The disputed Arunachal Pradesh, parts of which is referred to as ‘South Tibet’ by China, is witnessing investment worth billions from the Narendra Modi led-NDA government.
After introducing the first train that will connect Arunachal Pradesh to Delhi, the government is now finalizing a 2,000 Km highway project worth $6 billion that will run along west to east of Himalayas.
Also, small road projects, plan for solar generating stations and such are underway in order to reduce migration of villagers to big cities in search of employment.
But China, which has developed the nearby areas along the McMahon line drawn in 1914, has repeatedly asked India to ‘refrain from actions that complicate the boundary issue’, according to China’s Vice Foreign Minister Liu Zhenmin.
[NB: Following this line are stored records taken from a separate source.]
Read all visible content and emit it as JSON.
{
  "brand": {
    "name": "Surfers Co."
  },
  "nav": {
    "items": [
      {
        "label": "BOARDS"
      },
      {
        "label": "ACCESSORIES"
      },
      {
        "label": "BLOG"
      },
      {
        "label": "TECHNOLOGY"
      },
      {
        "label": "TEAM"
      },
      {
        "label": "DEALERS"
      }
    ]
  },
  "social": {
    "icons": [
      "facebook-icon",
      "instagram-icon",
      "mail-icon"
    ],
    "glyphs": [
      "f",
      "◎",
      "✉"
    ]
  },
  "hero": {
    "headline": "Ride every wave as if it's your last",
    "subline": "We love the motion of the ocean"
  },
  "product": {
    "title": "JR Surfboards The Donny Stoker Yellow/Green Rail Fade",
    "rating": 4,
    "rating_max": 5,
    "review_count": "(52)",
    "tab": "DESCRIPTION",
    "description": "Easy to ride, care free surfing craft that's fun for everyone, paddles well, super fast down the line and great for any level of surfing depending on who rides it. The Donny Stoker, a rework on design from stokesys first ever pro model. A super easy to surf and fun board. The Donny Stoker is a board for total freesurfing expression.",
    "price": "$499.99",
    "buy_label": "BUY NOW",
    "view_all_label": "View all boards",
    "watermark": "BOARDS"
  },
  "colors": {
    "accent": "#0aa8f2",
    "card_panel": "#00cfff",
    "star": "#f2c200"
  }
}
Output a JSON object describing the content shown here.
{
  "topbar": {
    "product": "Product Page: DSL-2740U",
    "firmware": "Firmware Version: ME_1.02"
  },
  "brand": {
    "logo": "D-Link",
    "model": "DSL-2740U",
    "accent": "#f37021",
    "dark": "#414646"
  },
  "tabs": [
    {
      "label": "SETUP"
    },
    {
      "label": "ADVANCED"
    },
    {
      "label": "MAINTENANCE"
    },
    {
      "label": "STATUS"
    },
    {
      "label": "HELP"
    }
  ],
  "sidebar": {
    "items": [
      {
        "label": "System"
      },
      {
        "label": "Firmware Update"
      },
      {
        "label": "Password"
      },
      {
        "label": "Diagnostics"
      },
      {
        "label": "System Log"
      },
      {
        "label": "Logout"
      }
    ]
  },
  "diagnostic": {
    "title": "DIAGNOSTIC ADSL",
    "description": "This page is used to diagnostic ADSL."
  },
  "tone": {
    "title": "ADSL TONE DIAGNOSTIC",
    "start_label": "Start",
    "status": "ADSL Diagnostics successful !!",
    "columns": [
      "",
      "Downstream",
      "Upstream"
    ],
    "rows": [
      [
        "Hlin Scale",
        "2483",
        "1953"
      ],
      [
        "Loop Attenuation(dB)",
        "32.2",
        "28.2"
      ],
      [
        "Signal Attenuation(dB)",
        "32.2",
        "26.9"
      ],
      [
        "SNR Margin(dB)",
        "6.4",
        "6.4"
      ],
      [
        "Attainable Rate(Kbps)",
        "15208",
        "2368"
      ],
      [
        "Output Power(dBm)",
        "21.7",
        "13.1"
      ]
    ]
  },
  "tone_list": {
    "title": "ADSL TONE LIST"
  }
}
On the other hand, India has taken an assertive stand towards China’s territorial expansion.
Analysts are of the view that through his active diplomatic efforts during China visit, PM Modi has managed to strike a balance.
Minister of State for Home Kiren Rijiju, who hails from the ‘Land of Rising Sun’, explains:
“If China is developing on their side of the territory, we should develop on our side. India has failed the people living along that border. We’re now taking very concrete steps in that direction.”
Arunachal Pradesh — which means “Land of the Dawn-Lit Mountains” — shares borders with China, Myanmar and Bhutan, and has a population of 1.4 million, mostly comprising of indigenous tribes.
With the lack of basic amenities and hardly any source of employment, a third of its population lives below the poverty line.
Tourists, both Indians and foreigners, have to take a special permit to visit the state. The forgotten state, which has now come under government scanner, has hydropower, coal and mineral resources lying unused. There is no airport in the state, many territories don’t have power, half of the population does not have cellphone service and only 29 percent of the region has paved roads compared with a national average of 62 percent.
The government is planning to boost telecommunication and transport networks, and has also allocated more resources to build schools, clinics and small bridges in the state, Rijiju said.
However, it doesn’t seem to go well with the other side (China).
Earlier this year, a Chinese newspaper published an article by Hu Zhiyong, and warned Modi to stay away from border areas and accused him of playing little tricks.
“Due to the Indian elites’ blind arrogance and confidence in their democracy, and the inferiority of its ordinary people, very few Indians are able to treat Sino-Indian relations accurately, objectively and rationally. Worse, some Indian media have been irresponsibly exaggerating the conflicts between the two sides, adding fuel to the hostility among the public.”
On the other hand, Rijiju emphasized that India’s moves shouldn’t be interpreted as a challenge to China.
“I don’t want to link it to China. We’re not doing anything to disturb relations. It’s not in terms of challenging or competing with China, but in terms of securing our own territory,” he said.
Though these development plans may revive the economy there, the big question is are the people in the state supporting it?
Yowa Pana, 26, a member of a tribal community, says, “It’s good, but it’s also bad.”
He adds, “It will be easier to reach Delhi and for commercial purposes. But it’s bad because so many foreigners are going to be coming in. And by ‘foreigners,’ I mean people coming from outside Arunachal Pradesh. We’re concerned they will bring in viruses and criminal activity.”
China, which spends $136 billion on overall defense as compared to India’s $38 billion, is determined to resolve the border issue which time and again has sprung up.
On the same lines, Rijiju believes the highway project should strengthen economic ties between India and China instead of dividing the nations.